» Exercise requirements: Could you set down all of the data again, exactly as it stands?

» Source records:
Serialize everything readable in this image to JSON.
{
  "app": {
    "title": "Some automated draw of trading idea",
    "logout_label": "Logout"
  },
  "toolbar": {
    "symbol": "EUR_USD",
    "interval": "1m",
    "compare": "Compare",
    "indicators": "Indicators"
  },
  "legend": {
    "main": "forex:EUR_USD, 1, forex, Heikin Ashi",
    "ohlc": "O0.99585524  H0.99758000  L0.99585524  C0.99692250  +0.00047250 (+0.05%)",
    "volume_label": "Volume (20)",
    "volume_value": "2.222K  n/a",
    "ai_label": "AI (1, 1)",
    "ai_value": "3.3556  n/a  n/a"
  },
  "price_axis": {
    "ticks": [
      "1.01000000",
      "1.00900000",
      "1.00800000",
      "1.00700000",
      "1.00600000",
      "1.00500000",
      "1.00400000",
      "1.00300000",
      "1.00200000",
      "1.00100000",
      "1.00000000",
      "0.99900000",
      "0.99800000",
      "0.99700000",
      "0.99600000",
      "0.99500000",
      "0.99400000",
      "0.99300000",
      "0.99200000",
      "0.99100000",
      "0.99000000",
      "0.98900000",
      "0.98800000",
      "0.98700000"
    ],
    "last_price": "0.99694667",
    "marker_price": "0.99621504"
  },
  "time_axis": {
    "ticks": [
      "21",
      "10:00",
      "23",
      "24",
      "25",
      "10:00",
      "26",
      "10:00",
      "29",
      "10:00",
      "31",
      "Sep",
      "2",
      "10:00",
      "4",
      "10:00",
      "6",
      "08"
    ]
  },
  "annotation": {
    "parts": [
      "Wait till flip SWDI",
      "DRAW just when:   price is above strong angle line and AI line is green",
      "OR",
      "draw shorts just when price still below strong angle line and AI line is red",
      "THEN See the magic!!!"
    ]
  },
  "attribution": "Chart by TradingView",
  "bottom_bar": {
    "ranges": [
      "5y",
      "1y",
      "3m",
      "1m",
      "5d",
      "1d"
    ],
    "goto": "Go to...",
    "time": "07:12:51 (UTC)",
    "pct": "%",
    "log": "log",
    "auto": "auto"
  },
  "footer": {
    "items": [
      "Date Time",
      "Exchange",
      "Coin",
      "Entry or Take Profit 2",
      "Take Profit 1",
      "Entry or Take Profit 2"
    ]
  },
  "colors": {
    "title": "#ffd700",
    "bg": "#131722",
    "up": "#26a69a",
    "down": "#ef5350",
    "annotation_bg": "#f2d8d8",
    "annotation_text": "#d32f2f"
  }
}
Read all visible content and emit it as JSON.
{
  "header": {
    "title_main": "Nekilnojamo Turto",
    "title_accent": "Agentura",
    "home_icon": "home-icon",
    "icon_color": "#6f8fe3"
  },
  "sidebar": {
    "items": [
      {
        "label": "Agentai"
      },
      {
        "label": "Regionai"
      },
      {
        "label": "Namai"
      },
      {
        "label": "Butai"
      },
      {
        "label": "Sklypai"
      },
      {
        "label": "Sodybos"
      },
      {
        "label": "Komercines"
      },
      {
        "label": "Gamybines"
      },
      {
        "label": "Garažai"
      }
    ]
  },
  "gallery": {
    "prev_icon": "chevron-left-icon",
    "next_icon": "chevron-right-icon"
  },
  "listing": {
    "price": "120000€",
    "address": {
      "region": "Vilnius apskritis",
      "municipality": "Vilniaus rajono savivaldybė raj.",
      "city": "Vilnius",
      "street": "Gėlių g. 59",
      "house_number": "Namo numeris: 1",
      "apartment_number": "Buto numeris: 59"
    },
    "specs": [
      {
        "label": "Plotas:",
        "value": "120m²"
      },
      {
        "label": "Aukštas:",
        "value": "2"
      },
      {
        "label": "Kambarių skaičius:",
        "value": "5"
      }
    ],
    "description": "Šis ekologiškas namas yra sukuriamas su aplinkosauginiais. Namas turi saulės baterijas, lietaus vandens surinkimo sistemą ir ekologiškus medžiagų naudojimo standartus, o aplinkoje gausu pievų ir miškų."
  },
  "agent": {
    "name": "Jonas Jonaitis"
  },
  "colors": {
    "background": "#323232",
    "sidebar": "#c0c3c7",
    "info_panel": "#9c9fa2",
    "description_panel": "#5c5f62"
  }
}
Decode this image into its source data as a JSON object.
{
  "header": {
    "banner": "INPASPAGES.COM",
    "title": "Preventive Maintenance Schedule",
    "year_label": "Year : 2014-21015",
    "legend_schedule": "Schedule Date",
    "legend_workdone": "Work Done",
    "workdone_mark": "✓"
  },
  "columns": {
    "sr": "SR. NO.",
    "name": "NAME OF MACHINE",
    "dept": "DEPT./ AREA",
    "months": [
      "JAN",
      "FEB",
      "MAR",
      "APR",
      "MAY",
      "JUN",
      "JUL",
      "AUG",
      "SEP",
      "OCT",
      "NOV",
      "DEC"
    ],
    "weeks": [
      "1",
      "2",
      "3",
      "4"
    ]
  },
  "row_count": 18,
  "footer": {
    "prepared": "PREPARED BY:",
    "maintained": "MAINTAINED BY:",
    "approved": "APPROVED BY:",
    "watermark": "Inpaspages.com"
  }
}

» Task response:
Serialize everything readable in this image to JSON.
{
  "app": {
    "title": "Some automated draw of trading idea",
    "logout_label": "Logout"
  },
  "toolbar": {
    "symbol": "EUR_USD",
    "interval": "1m",
    "compare": "Compare",
    "indicators": "Indicators"
  },
  "legend": {
    "main": "forex:EUR_USD, 1, forex, Heikin Ashi",
    "ohlc": "O0.99585524  H0.99758000  L0.99585524  C0.99692250  +0.00047250 (+0.05%)",
    "volume_label": "Volume (20)",
    "volume_value": "2.222K  n/a",
    "ai_label": "AI (1, 1)",
    "ai_value": "3.3556  n/a  n/a"
  },
  "price_axis": {
    "ticks": [
      "1.01000000",
      "1.00900000",
      "1.00800000",
      "1.00700000",
      "1.00600000",
      "1.00500000",
      "1.00400000",
      "1.00300000",
      "1.00200000",
      "1.00100000",
      "1.00000000",
      "0.99900000",
      "0.99800000",
      "0.99700000",
      "0.99600000",
      "0.99500000",
      "0.99400000",
      "0.99300000",
      "0.99200000",
      "0.99100000",
      "0.99000000",
      "0.98900000",
      "0.98800000",
      "0.98700000"
    ],
    "last_price": "0.99694667",
    "marker_price": "0.99621504"
  },
  "time_axis": {
    "ticks": [
      "21",
      "10:00",
      "23",
      "24",
      "25",
      "10:00",
      "26",
      "10:00",
      "29",
      "10:00",
      "31",
      "Sep",
      "2",
      "10:00",
      "4",
      "10:00",
      "6",
      "08"
    ]
  },
  "annotation": {
    "parts": [
      "Wait till flip SWDI",
      "DRAW just when:   price is above strong angle line and AI line is green",
      "OR",
      "draw shorts just when price still below strong angle line and AI line is red",
      "THEN See the magic!!!"
    ]
  },
  "attribution": "Chart by TradingView",
  "bottom_bar": {
    "ranges": [
      "5y",
      "1y",
      "3m",
      "1m",
      "5d",
      "1d"
    ],
    "goto": "Go to...",
    "time": "07:12:51 (UTC)",
    "pct": "%",
    "log": "log",
    "auto": "auto"
  },
  "footer": {
    "items": [
      "Date Time",
      "Exchange",
      "Coin",
      "Entry or Take Profit 2",
      "Take Profit 1",
      "Entry or Take Profit 2"
    ]
  },
  "colors": {
    "title": "#ffd700",
    "bg": "#131722",
    "up": "#26a69a",
    "down": "#ef5350",
    "annotation_bg": "#f2d8d8",
    "annotation_text": "#d32f2f"
  }
}
Read all visible content and emit it as JSON.
{
  "header": {
    "title_main": "Nekilnojamo Turto",
    "title_accent": "Agentura",
    "home_icon": "home-icon",
    "icon_color": "#6f8fe3"
  },
  "sidebar": {
    "items": [
      {
        "label": "Agentai"
      },
      {
        "label": "Regionai"
      },
      {
        "label": "Namai"
      },
      {
        "label": "Butai"
      },
      {
        "label": "Sklypai"
      },
      {
        "label": "Sodybos"
      },
      {
        "label": "Komercines"
      },
      {
        "label": "Gamybines"
      },
      {
        "label": "Garažai"
      }
    ]
  },
  "gallery": {
    "prev_icon": "chevron-left-icon",
    "next_icon": "chevron-right-icon"
  },
  "listing": {
    "price": "120000€",
    "address": {
      "region": "Vilnius apskritis",
      "municipality": "Vilniaus rajono savivaldybė raj.",
      "city": "Vilnius",
      "street": "Gėlių g. 59",
      "house_number": "Namo numeris: 1",
      "apartment_number": "Buto numeris: 59"
    },
    "specs": [
      {
        "label": "Plotas:",
        "value": "120m²"
      },
      {
        "label": "Aukštas:",
        "value": "2"
      },
      {
        "label": "Kambarių skaičius:",
        "value": "5"
      }
    ],
    "description": "Šis ekologiškas namas yra sukuriamas su aplinkosauginiais. Namas turi saulės baterijas, lietaus vandens surinkimo sistemą ir ekologiškus medžiagų naudojimo standartus, o aplinkoje gausu pievų ir miškų."
  },
  "agent": {
    "name": "Jonas Jonaitis"
  },
  "colors": {
    "background": "#323232",
    "sidebar": "#c0c3c7",
    "info_panel": "#9c9fa2",
    "description_panel": "#5c5f62"
  }
}
Decode this image into its source data as a JSON object.
{
  "header": {
    "banner": "INPASPAGES.COM",
    "title": "Preventive Maintenance Schedule",
    "year_label": "Year : 2014-21015",
    "legend_schedule": "Schedule Date",
    "legend_workdone": "Work Done",
    "workdone_mark": "✓"
  },
  "columns": {
    "sr": "SR. NO.",
    "name": "NAME OF MACHINE",
    "dept": "DEPT./ AREA",
    "months": [
      "JAN",
      "FEB",
      "MAR",
      "APR",
      "MAY",
      "JUN",
      "JUL",
      "AUG",
      "SEP",
      "OCT",
      "NOV",
      "DEC"
    ],
    "weeks": [
      "1",
      "2",
      "3",
      "4"
    ]
  },
  "row_count": 18,
  "footer": {
    "prepared": "PREPARED BY:",
    "maintained": "MAINTAINED BY:",
    "approved": "APPROVED BY:",
    "watermark": "Inpaspages.com"
  }
}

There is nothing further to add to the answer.